As on Saturday, in his eventual replacement with the matchwinning supersub, Giroud, we saw the benefits of having two strikers who can offer totally different things. As well as getting a free kick past the first man. Whisper it, but I reckon Theo’s perpetuum mobile might have softened the Bayern defence up for Oli.

LONDON, ENGLAND - OCTOBER 20: Olivier Giroud of Arsenal (C) celebrates with Alex Oxlade-Chamberlain (15) and Alexis Sanchez as he scores their first goal during the UEFA Champions League Group F match between Arsenal FC and FC Bayern Munchen at Emirates Stadium on October 20, 2015 in London, United Kingdom. (Photo by Paul Gilham/Getty Images)
Olivier Giroud: supersub, handsome Frenchman, and an Alexis Sánchez climbing frame. (Photo by Paul Gilham/Getty Images)

Speaking of whom, the Frenchman is becoming quite the fabled “Plan B”, isn’t he? Able to come on and impose himself on tired defenders in a way he doesn’t always manage from the start of games, he may just have scored the biggest goal of Arsenal’s season so far last night. It would take the hardest of hearts not to have been absolutely delighted for him, particularly when he is constantly criticised for not delivering in the big games (even though he does).

I guess, the moment most of us will have taken away from the game was Héctor Bellerín’s blistering burst, half the length of the pitch, to set up Mesut Özil’s second goal. A goal with which the German could banish memories of his missed penalty a couple of years back forever. He ran half the length of the pitch in 7 seconds, taking 4 touches on the way. Remember this was in injury time of a game where Arsenal had had to defend, if not heroically, then certainly with much concentration and discipline throughout. Yet Bellerín had the presence of mind, not to mention the audacity, to sniff out a chance and go for the second goal.
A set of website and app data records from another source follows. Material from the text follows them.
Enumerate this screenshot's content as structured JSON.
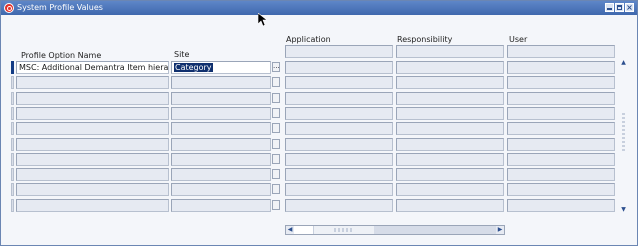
{
  "window": {
    "title": "System Profile Values"
  },
  "columns": {
    "profile_option_name": "Profile Option Name",
    "site": "Site",
    "application": "Application",
    "responsibility": "Responsibility",
    "user": "User"
  },
  "rows": [
    {
      "profile_option_name": "MSC: Additional Demantra Item hierarch",
      "site": "Category",
      "application": "",
      "responsibility": "",
      "user": ""
    },
    {
      "profile_option_name": "",
      "site": "",
      "application": "",
      "responsibility": "",
      "user": ""
    },
    {
      "profile_option_name": "",
      "site": "",
      "application": "",
      "responsibility": "",
      "user": ""
    },
    {
      "profile_option_name": "",
      "site": "",
      "application": "",
      "responsibility": "",
      "user": ""
    },
    {
      "profile_option_name": "",
      "site": "",
      "application": "",
      "responsibility": "",
      "user": ""
    },
    {
      "profile_option_name": "",
      "site": "",
      "application": "",
      "responsibility": "",
      "user": ""
    },
    {
      "profile_option_name": "",
      "site": "",
      "application": "",
      "responsibility": "",
      "user": ""
    },
    {
      "profile_option_name": "",
      "site": "",
      "application": "",
      "responsibility": "",
      "user": ""
    },
    {
      "profile_option_name": "",
      "site": "",
      "application": "",
      "responsibility": "",
      "user": ""
    },
    {
      "profile_option_name": "",
      "site": "",
      "application": "",
      "responsibility": "",
      "user": ""
    }
  ],
  "lov_button": "...",
  "icons": {
    "app": "oracle-icon",
    "minimize": "minimize-icon",
    "maximize": "maximize-icon",
    "close": "close-icon",
    "cursor": "mouse-pointer-icon",
    "scroll_up": "arrow-up-icon",
    "scroll_down": "arrow-down-icon",
    "scroll_left": "arrow-left-icon",
    "scroll_right": "arrow-right-icon"
  },
  "colors": {
    "titlebar": "#4a74b8",
    "selection": "#0f2f6e",
    "current_record": "#123b84",
    "oracle_red": "#e3322b"
  }
}
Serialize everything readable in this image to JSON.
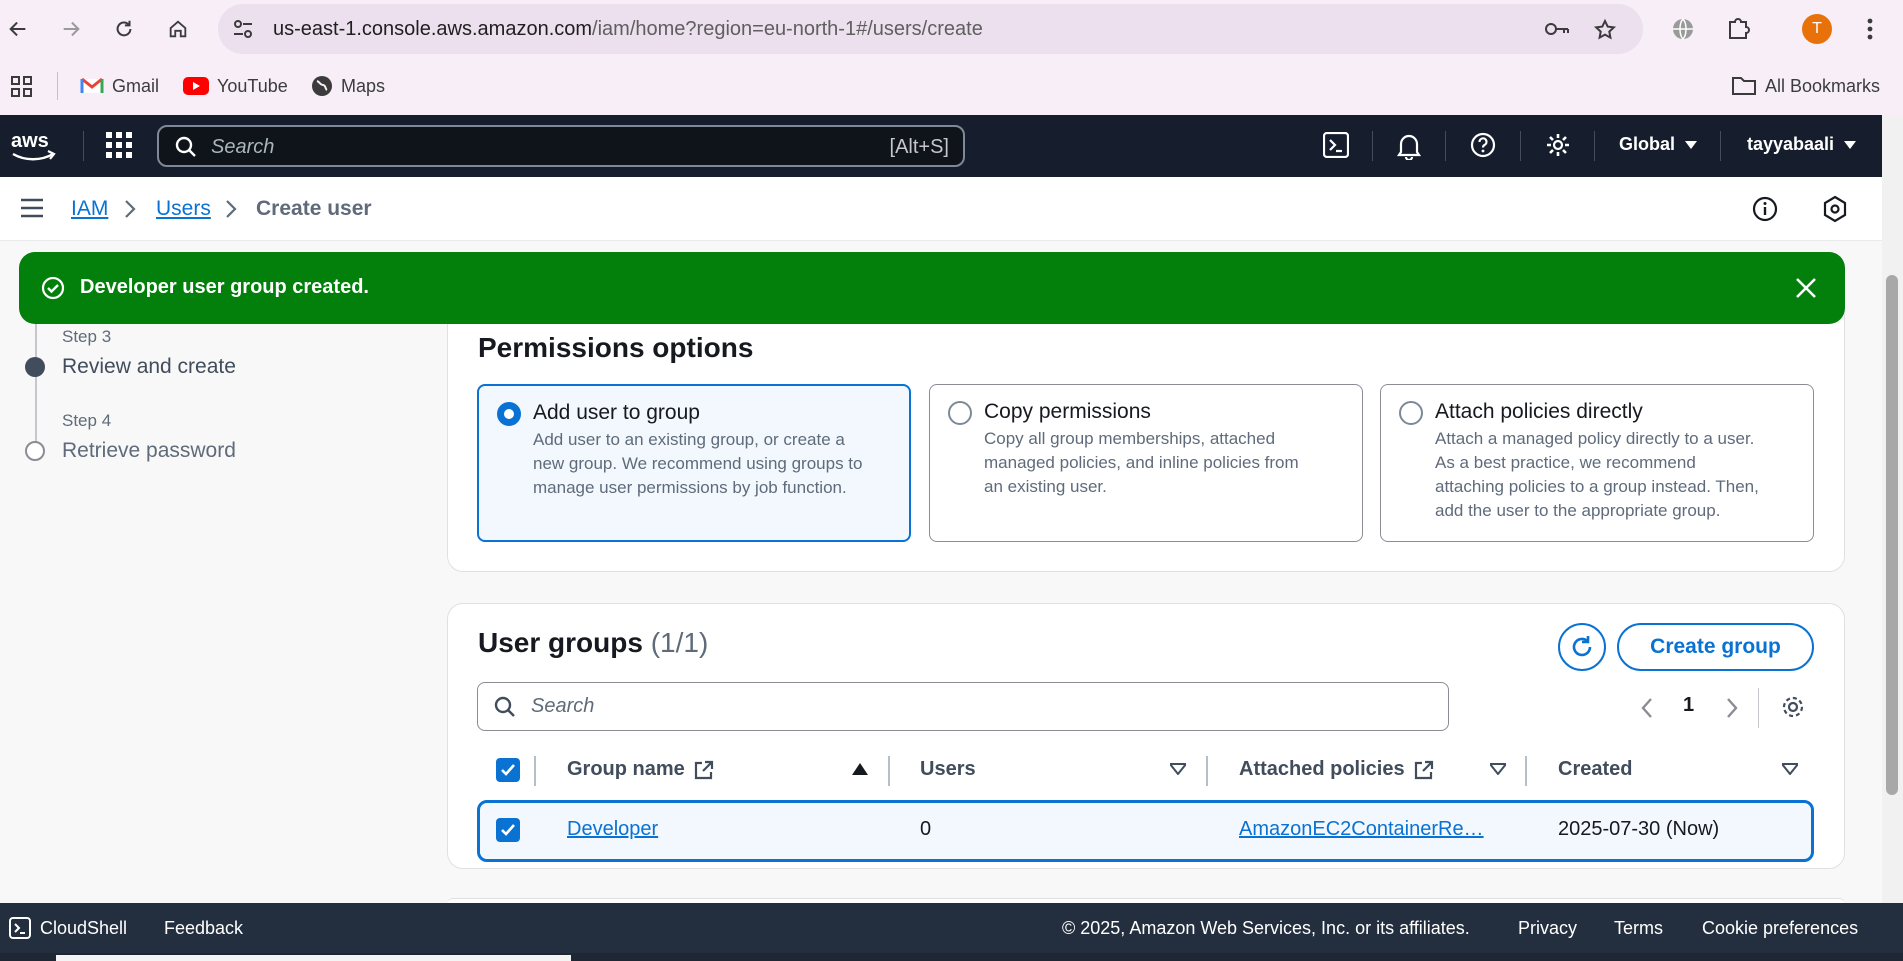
{
  "browser": {
    "url_host": "us-east-1.console.aws.amazon.com",
    "url_path": "/iam/home?region=eu-north-1#/users/create",
    "profile_initial": "T",
    "bookmarks": [
      "Gmail",
      "YouTube",
      "Maps"
    ],
    "all_bookmarks": "All Bookmarks"
  },
  "aws_nav": {
    "search_placeholder": "Search",
    "search_shortcut": "[Alt+S]",
    "region": "Global",
    "account": "tayyabaali"
  },
  "breadcrumb": [
    "IAM",
    "Users",
    "Create user"
  ],
  "flash": {
    "message": "Developer user group created.",
    "color": "#037f0c"
  },
  "steps": [
    {
      "label": "Step 3",
      "title": "Review and create"
    },
    {
      "label": "Step 4",
      "title": "Retrieve password"
    }
  ],
  "permissions": {
    "heading": "Permissions options",
    "options": [
      {
        "title": "Add user to group",
        "desc": "Add user to an existing group, or create a\nnew group. We recommend using groups to\nmanage user permissions by job function.",
        "selected": true
      },
      {
        "title": "Copy permissions",
        "desc": "Copy all group memberships, attached\nmanaged policies, and inline policies from\nan existing user.",
        "selected": false
      },
      {
        "title": "Attach policies directly",
        "desc": "Attach a managed policy directly to a user.\nAs a best practice, we recommend\nattaching policies to a group instead. Then,\nadd the user to the appropriate group.",
        "selected": false
      }
    ]
  },
  "user_groups": {
    "heading": "User groups",
    "count": "(1/1)",
    "create_button": "Create group",
    "search_placeholder": "Search",
    "page": "1",
    "columns": [
      "Group name",
      "Users",
      "Attached policies",
      "Created"
    ],
    "rows": [
      {
        "group_name": "Developer",
        "users": "0",
        "policies": "AmazonEC2ContainerRe…",
        "created": "2025-07-30 (Now)",
        "selected": true
      }
    ]
  },
  "footer": {
    "cloudshell": "CloudShell",
    "feedback": "Feedback",
    "copyright": "© 2025, Amazon Web Services, Inc. or its affiliates.",
    "links": [
      "Privacy",
      "Terms",
      "Cookie preferences"
    ]
  },
  "colors": {
    "accent": "#0972d3",
    "nav_bg": "#161e2d",
    "footer_bg": "#232f3e"
  }
}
I hope Arsenal have got this boy tied down to a long term contract, because it surely won’t be long before Barcelona come calling for Héctor. He has come such a long way over the last twelve months, it’s mad to think he hasn’t yet played 50 games for us. The ghost of Fàbregas rears his head again. The difference now, I think, is that for the first time in a decade the boss has built a squad which can win the big prizes. Why go? Laughably, Bellerín has got 5/10 in more than a couple of papers today, as if he’s the first full back to have ever bought a step over.

The hope now for Arsenal is that nights like last night can become the norm rather than an exception and, of course, that we can cut out the carelessness which has blighted our European campaign this season. I think pundits, opposition fans also, don’t quite take Arsenal seriously because of our famed propensity for discharging 45 gauge shotguns into our metatarsals (noughties reference).

It’s understandable, but we are a good team. A very good team, in fact. The way the commentators yesterday, particularly Owen Hargreaves – a former Bayern player, obviously – were talking about Bayern reminded me of Bill Hicks talking about Iraq’s “Elite Republican Guard” (nineties reference). Or, at least, Bill Hicks talking about the American media’s coverage of the republican guard.


Here was this Bayern team, never lost a battle, with Neuer the impassable last line of defence and Lewandowski getting ready to punch holes in our own rearguard. We should have been cowering in fear at their might.

Actually, it turns out, Bayern are just a football team. Just like Arsenal are. Don’t get me wrong, they’re clearly a very good one, but not quite the Bavarian bogeymen they were made out to be.

Who’d have thought it?

Clearly, the possibility still remains that we will be subjected to a Bavarian battering in a few weeks time. I wouldn’t put it past Bayern, but it wouldn’t change the fact that they are only a football team. I think though, with this win behind us and fresh life breathed into the Champions League campaign, we can go there knowing that a repeat performance from last night will give us an excellent chance to progress.

After all, if we can beat Bayern Munich, who can’t we beat?